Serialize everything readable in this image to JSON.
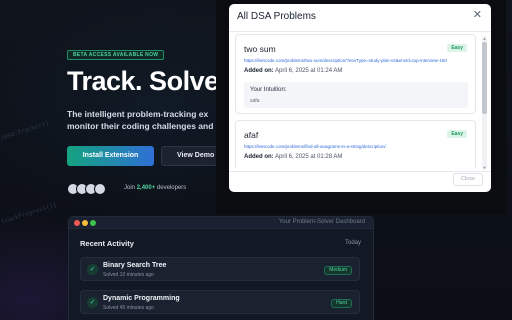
{
  "hero": {
    "badge": "BETA ACCESS AVAILABLE NOW",
    "title": "Track. Solve",
    "subtitle_line1": "The intelligent problem-tracking ex",
    "subtitle_line2": "monitor their coding challenges and",
    "install_label": "Install Extension",
    "demo_label": "View Demo",
    "joined_prefix": "Join",
    "joined_count": "2,400+",
    "joined_suffix": "developers"
  },
  "background_code": {
    "line1": "//DSA:Tracker()",
    "line2": "trackProgress(){"
  },
  "dashboard": {
    "title": "Your Problem-Solver Dashboard",
    "section_title": "Recent Activity",
    "period": "Today",
    "activities": [
      {
        "title": "Binary Search Tree",
        "time": "Solved 10 minutes ago",
        "level": "Medium"
      },
      {
        "title": "Dynamic Programming",
        "time": "Solved 45 minutes ago",
        "level": "Hard"
      }
    ]
  },
  "modal": {
    "title": "All DSA Problems",
    "close_label": "Close",
    "added_label": "Added on:",
    "intuition_label": "Your Intuition:",
    "problems": [
      {
        "name": "two sum",
        "difficulty": "Easy",
        "url": "https://leetcode.com/problems/two-sum/description/?envType=study-plan-v2&envId=top-interview-150",
        "added": "April 6, 2025 at 01:24 AM",
        "intuition": "safa"
      },
      {
        "name": "afaf",
        "difficulty": "Easy",
        "url": "https://leetcode.com/problems/find-all-anagrams-in-a-string/description/",
        "added": "April 6, 2025 at 01:28 AM",
        "intuition": ""
      }
    ]
  },
  "colors": {
    "accent_green": "#4fd3a0",
    "accent_blue": "#2f6fd6",
    "page_bg": "#0c0f17"
  }
}
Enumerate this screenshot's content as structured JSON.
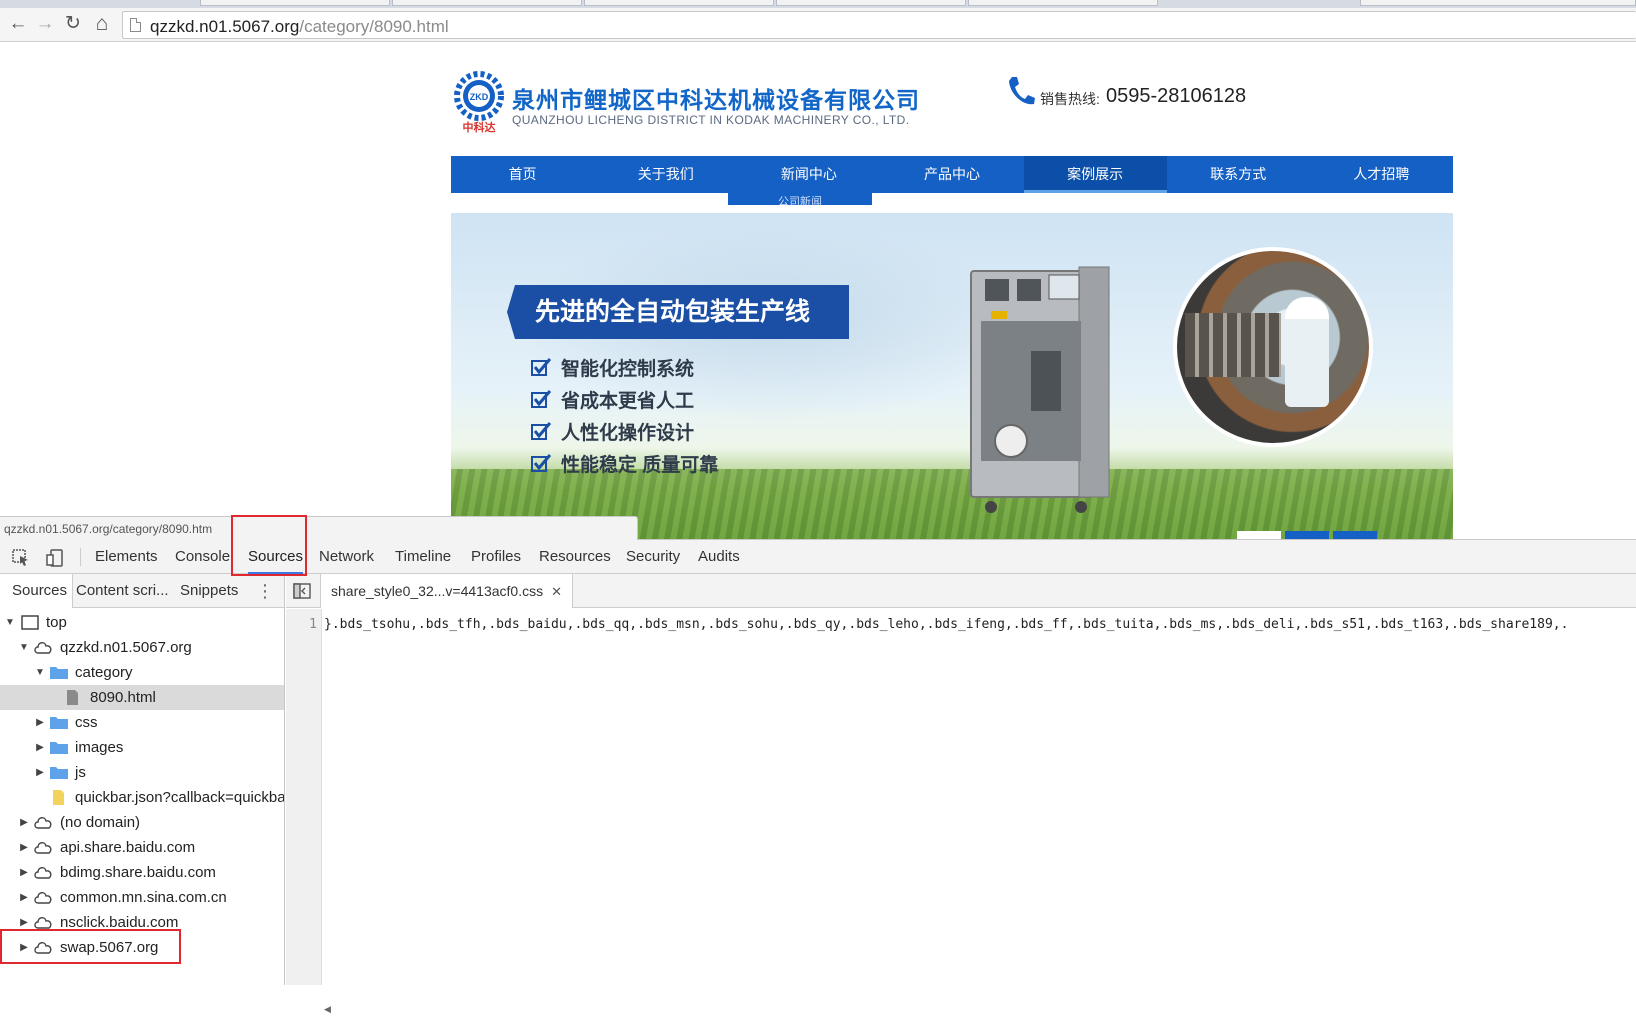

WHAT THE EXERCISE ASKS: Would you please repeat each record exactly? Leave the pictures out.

SOLUTION TO THIS TASK:
Serialize everything readable in this image to JSON.
{
  "hero": {
    "badge": "BETA ACCESS AVAILABLE NOW",
    "title": "Track. Solve",
    "subtitle_line1": "The intelligent problem-tracking ex",
    "subtitle_line2": "monitor their coding challenges and",
    "install_label": "Install Extension",
    "demo_label": "View Demo",
    "joined_prefix": "Join",
    "joined_count": "2,400+",
    "joined_suffix": "developers"
  },
  "background_code": {
    "line1": "//DSA:Tracker()",
    "line2": "trackProgress(){"
  },
  "dashboard": {
    "title": "Your Problem-Solver Dashboard",
    "section_title": "Recent Activity",
    "period": "Today",
    "activities": [
      {
        "title": "Binary Search Tree",
        "time": "Solved 10 minutes ago",
        "level": "Medium"
      },
      {
        "title": "Dynamic Programming",
        "time": "Solved 45 minutes ago",
        "level": "Hard"
      }
    ]
  },
  "modal": {
    "title": "All DSA Problems",
    "close_label": "Close",
    "added_label": "Added on:",
    "intuition_label": "Your Intuition:",
    "problems": [
      {
        "name": "two sum",
        "difficulty": "Easy",
        "url": "https://leetcode.com/problems/two-sum/description/?envType=study-plan-v2&envId=top-interview-150",
        "added": "April 6, 2025 at 01:24 AM",
        "intuition": "safa"
      },
      {
        "name": "afaf",
        "difficulty": "Easy",
        "url": "https://leetcode.com/problems/find-all-anagrams-in-a-string/description/",
        "added": "April 6, 2025 at 01:28 AM",
        "intuition": ""
      }
    ]
  },
  "colors": {
    "accent_green": "#4fd3a0",
    "accent_blue": "#2f6fd6",
    "page_bg": "#0c0f17"
  }
}
Enumerate this screenshot's content as structured JSON.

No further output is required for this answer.